[Dataset rows for apps and sites]
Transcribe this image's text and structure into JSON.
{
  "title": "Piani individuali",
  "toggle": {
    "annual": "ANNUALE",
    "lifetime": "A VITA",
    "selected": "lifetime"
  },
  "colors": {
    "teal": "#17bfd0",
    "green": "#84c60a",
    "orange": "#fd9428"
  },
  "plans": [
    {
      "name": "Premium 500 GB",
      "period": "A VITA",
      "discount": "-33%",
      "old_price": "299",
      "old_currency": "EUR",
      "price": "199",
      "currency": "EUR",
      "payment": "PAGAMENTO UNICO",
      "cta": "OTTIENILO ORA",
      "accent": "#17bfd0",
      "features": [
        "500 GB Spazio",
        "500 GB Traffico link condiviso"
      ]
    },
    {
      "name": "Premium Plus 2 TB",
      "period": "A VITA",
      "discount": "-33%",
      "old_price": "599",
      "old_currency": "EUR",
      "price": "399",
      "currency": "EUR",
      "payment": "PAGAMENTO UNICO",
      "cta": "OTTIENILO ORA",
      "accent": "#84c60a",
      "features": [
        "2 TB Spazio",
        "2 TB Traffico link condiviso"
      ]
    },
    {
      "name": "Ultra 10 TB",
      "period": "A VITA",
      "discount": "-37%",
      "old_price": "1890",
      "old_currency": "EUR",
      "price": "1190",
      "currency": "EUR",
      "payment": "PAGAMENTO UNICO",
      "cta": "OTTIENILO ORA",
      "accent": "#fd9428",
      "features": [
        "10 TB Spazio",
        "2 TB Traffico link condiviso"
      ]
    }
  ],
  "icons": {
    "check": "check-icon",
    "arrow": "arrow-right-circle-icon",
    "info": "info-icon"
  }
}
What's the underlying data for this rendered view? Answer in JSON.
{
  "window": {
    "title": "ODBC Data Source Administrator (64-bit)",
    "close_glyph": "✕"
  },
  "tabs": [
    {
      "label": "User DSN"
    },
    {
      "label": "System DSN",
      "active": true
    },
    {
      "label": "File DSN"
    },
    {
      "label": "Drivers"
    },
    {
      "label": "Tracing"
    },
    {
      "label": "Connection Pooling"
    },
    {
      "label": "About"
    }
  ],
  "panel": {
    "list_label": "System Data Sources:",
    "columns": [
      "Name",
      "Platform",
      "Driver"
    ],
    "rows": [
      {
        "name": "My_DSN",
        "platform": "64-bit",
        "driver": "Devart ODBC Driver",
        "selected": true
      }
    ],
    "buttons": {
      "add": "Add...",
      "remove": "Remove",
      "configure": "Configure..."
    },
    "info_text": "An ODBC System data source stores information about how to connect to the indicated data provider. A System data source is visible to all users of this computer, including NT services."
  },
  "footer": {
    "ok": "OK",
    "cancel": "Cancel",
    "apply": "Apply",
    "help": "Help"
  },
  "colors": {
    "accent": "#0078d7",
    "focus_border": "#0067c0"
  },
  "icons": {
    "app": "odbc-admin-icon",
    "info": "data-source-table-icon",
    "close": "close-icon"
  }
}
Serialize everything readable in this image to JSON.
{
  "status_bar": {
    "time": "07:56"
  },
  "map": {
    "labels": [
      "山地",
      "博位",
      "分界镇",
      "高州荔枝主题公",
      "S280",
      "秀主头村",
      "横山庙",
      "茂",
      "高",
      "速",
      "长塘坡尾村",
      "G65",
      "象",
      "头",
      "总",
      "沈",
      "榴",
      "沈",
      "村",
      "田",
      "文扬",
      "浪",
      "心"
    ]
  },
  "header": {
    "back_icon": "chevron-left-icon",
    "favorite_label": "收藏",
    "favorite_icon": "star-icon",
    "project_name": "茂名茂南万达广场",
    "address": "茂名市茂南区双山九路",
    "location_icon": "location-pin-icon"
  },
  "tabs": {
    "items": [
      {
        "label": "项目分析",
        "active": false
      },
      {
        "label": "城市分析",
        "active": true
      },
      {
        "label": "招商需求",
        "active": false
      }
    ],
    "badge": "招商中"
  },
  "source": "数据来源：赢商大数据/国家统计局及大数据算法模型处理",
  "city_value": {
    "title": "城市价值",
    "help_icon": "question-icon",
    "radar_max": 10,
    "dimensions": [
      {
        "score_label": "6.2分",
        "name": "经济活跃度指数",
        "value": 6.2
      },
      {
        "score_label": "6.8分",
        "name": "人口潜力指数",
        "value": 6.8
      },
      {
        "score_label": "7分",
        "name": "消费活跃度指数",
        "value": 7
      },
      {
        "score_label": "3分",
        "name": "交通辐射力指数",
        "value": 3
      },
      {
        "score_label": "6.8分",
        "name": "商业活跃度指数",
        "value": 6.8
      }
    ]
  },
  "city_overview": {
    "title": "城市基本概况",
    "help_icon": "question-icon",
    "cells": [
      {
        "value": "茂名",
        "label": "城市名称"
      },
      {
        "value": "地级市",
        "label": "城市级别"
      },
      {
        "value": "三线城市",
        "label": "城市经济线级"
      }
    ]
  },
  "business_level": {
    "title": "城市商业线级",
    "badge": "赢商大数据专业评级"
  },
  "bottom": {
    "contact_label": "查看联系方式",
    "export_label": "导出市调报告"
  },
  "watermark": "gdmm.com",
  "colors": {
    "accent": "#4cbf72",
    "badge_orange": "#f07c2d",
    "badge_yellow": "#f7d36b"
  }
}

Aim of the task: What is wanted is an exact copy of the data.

Result:
Transcribe this image's text and structure into JSON.
{
  "title": "Piani individuali",
  "toggle": {
    "annual": "ANNUALE",
    "lifetime": "A VITA",
    "selected": "lifetime"
  },
  "colors": {
    "teal": "#17bfd0",
    "green": "#84c60a",
    "orange": "#fd9428"
  },
  "plans": [
    {
      "name": "Premium 500 GB",
      "period": "A VITA",
      "discount": "-33%",
      "old_price": "299",
      "old_currency": "EUR",
      "price": "199",
      "currency": "EUR",
      "payment": "PAGAMENTO UNICO",
      "cta": "OTTIENILO ORA",
      "accent": "#17bfd0",
      "features": [
        "500 GB Spazio",
        "500 GB Traffico link condiviso"
      ]
    },
    {
      "name": "Premium Plus 2 TB",
      "period": "A VITA",
      "discount": "-33%",
      "old_price": "599",
      "old_currency": "EUR",
      "price": "399",
      "currency": "EUR",
      "payment": "PAGAMENTO UNICO",
      "cta": "OTTIENILO ORA",
      "accent": "#84c60a",
      "features": [
        "2 TB Spazio",
        "2 TB Traffico link condiviso"
      ]
    },
    {
      "name": "Ultra 10 TB",
      "period": "A VITA",
      "discount": "-37%",
      "old_price": "1890",
      "old_currency": "EUR",
      "price": "1190",
      "currency": "EUR",
      "payment": "PAGAMENTO UNICO",
      "cta": "OTTIENILO ORA",
      "accent": "#fd9428",
      "features": [
        "10 TB Spazio",
        "2 TB Traffico link condiviso"
      ]
    }
  ],
  "icons": {
    "check": "check-icon",
    "arrow": "arrow-right-circle-icon",
    "info": "info-icon"
  }
}
What's the underlying data for this rendered view? Answer in JSON.
{
  "window": {
    "title": "ODBC Data Source Administrator (64-bit)",
    "close_glyph": "✕"
  },
  "tabs": [
    {
      "label": "User DSN"
    },
    {
      "label": "System DSN",
      "active": true
    },
    {
      "label": "File DSN"
    },
    {
      "label": "Drivers"
    },
    {
      "label": "Tracing"
    },
    {
      "label": "Connection Pooling"
    },
    {
      "label": "About"
    }
  ],
  "panel": {
    "list_label": "System Data Sources:",
    "columns": [
      "Name",
      "Platform",
      "Driver"
    ],
    "rows": [
      {
        "name": "My_DSN",
        "platform": "64-bit",
        "driver": "Devart ODBC Driver",
        "selected": true
      }
    ],
    "buttons": {
      "add": "Add...",
      "remove": "Remove",
      "configure": "Configure..."
    },
    "info_text": "An ODBC System data source stores information about how to connect to the indicated data provider. A System data source is visible to all users of this computer, including NT services."
  },
  "footer": {
    "ok": "OK",
    "cancel": "Cancel",
    "apply": "Apply",
    "help": "Help"
  },
  "colors": {
    "accent": "#0078d7",
    "focus_border": "#0067c0"
  },
  "icons": {
    "app": "odbc-admin-icon",
    "info": "data-source-table-icon",
    "close": "close-icon"
  }
}
Serialize everything readable in this image to JSON.
{
  "status_bar": {
    "time": "07:56"
  },
  "map": {
    "labels": [
      "山地",
      "博位",
      "分界镇",
      "高州荔枝主题公",
      "S280",
      "秀主头村",
      "横山庙",
      "茂",
      "高",
      "速",
      "长塘坡尾村",
      "G65",
      "象",
      "头",
      "总",
      "沈",
      "榴",
      "沈",
      "村",
      "田",
      "文扬",
      "浪",
      "心"
    ]
  },
  "header": {
    "back_icon": "chevron-left-icon",
    "favorite_label": "收藏",
    "favorite_icon": "star-icon",
    "project_name": "茂名茂南万达广场",
    "address": "茂名市茂南区双山九路",
    "location_icon": "location-pin-icon"
  },
  "tabs": {
    "items": [
      {
        "label": "项目分析",
        "active": false
      },
      {
        "label": "城市分析",
        "active": true
      },
      {
        "label": "招商需求",
        "active": false
      }
    ],
    "badge": "招商中"
  },
  "source": "数据来源：赢商大数据/国家统计局及大数据算法模型处理",
  "city_value": {
    "title": "城市价值",
    "help_icon": "question-icon",
    "radar_max": 10,
    "dimensions": [
      {
        "score_label": "6.2分",
        "name": "经济活跃度指数",
        "value": 6.2
      },
      {
        "score_label": "6.8分",
        "name": "人口潜力指数",
        "value": 6.8
      },
      {
        "score_label": "7分",
        "name": "消费活跃度指数",
        "value": 7
      },
      {
        "score_label": "3分",
        "name": "交通辐射力指数",
        "value": 3
      },
      {
        "score_label": "6.8分",
        "name": "商业活跃度指数",
        "value": 6.8
      }
    ]
  },
  "city_overview": {
    "title": "城市基本概况",
    "help_icon": "question-icon",
    "cells": [
      {
        "value": "茂名",
        "label": "城市名称"
      },
      {
        "value": "地级市",
        "label": "城市级别"
      },
      {
        "value": "三线城市",
        "label": "城市经济线级"
      }
    ]
  },
  "business_level": {
    "title": "城市商业线级",
    "badge": "赢商大数据专业评级"
  },
  "bottom": {
    "contact_label": "查看联系方式",
    "export_label": "导出市调报告"
  },
  "watermark": "gdmm.com",
  "colors": {
    "accent": "#4cbf72",
    "badge_orange": "#f07c2d",
    "badge_yellow": "#f7d36b"
  }
}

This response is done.